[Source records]
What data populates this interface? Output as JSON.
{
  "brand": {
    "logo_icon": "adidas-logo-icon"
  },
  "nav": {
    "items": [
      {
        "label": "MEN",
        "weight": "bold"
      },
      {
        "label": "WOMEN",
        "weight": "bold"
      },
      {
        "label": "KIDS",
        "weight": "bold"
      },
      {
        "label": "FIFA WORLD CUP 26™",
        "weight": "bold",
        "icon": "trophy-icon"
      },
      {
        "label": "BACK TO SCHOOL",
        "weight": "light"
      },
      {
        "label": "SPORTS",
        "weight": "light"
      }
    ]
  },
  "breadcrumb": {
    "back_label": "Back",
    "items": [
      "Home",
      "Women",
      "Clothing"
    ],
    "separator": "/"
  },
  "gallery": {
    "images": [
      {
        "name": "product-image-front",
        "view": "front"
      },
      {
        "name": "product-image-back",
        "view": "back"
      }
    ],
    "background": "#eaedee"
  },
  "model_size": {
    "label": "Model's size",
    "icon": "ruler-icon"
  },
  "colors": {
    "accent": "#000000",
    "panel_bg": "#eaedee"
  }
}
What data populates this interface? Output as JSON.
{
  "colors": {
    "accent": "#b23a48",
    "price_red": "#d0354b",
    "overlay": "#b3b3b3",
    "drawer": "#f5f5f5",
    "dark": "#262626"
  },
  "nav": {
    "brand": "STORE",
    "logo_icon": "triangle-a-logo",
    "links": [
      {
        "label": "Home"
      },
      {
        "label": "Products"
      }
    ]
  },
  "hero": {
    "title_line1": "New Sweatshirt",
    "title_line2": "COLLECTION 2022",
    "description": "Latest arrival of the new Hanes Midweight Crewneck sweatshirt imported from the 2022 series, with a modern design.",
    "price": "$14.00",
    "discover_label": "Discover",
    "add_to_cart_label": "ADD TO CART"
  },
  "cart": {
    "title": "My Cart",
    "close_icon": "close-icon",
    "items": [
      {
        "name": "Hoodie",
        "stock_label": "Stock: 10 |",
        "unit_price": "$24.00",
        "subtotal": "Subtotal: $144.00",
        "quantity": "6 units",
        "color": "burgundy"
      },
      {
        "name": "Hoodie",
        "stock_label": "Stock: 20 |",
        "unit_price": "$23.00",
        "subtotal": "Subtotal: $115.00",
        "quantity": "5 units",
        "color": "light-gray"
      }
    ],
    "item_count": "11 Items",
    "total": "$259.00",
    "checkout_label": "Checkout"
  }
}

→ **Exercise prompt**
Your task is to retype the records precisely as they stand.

→ **Solution**
What data populates this interface? Output as JSON.
{
  "brand": {
    "logo_icon": "adidas-logo-icon"
  },
  "nav": {
    "items": [
      {
        "label": "MEN",
        "weight": "bold"
      },
      {
        "label": "WOMEN",
        "weight": "bold"
      },
      {
        "label": "KIDS",
        "weight": "bold"
      },
      {
        "label": "FIFA WORLD CUP 26™",
        "weight": "bold",
        "icon": "trophy-icon"
      },
      {
        "label": "BACK TO SCHOOL",
        "weight": "light"
      },
      {
        "label": "SPORTS",
        "weight": "light"
      }
    ]
  },
  "breadcrumb": {
    "back_label": "Back",
    "items": [
      "Home",
      "Women",
      "Clothing"
    ],
    "separator": "/"
  },
  "gallery": {
    "images": [
      {
        "name": "product-image-front",
        "view": "front"
      },
      {
        "name": "product-image-back",
        "view": "back"
      }
    ],
    "background": "#eaedee"
  },
  "model_size": {
    "label": "Model's size",
    "icon": "ruler-icon"
  },
  "colors": {
    "accent": "#000000",
    "panel_bg": "#eaedee"
  }
}
What data populates this interface? Output as JSON.
{
  "colors": {
    "accent": "#b23a48",
    "price_red": "#d0354b",
    "overlay": "#b3b3b3",
    "drawer": "#f5f5f5",
    "dark": "#262626"
  },
  "nav": {
    "brand": "STORE",
    "logo_icon": "triangle-a-logo",
    "links": [
      {
        "label": "Home"
      },
      {
        "label": "Products"
      }
    ]
  },
  "hero": {
    "title_line1": "New Sweatshirt",
    "title_line2": "COLLECTION 2022",
    "description": "Latest arrival of the new Hanes Midweight Crewneck sweatshirt imported from the 2022 series, with a modern design.",
    "price": "$14.00",
    "discover_label": "Discover",
    "add_to_cart_label": "ADD TO CART"
  },
  "cart": {
    "title": "My Cart",
    "close_icon": "close-icon",
    "items": [
      {
        "name": "Hoodie",
        "stock_label": "Stock: 10 |",
        "unit_price": "$24.00",
        "subtotal": "Subtotal: $144.00",
        "quantity": "6 units",
        "color": "burgundy"
      },
      {
        "name": "Hoodie",
        "stock_label": "Stock: 20 |",
        "unit_price": "$23.00",
        "subtotal": "Subtotal: $115.00",
        "quantity": "5 units",
        "color": "light-gray"
      }
    ],
    "item_count": "11 Items",
    "total": "$259.00",
    "checkout_label": "Checkout"
  }
}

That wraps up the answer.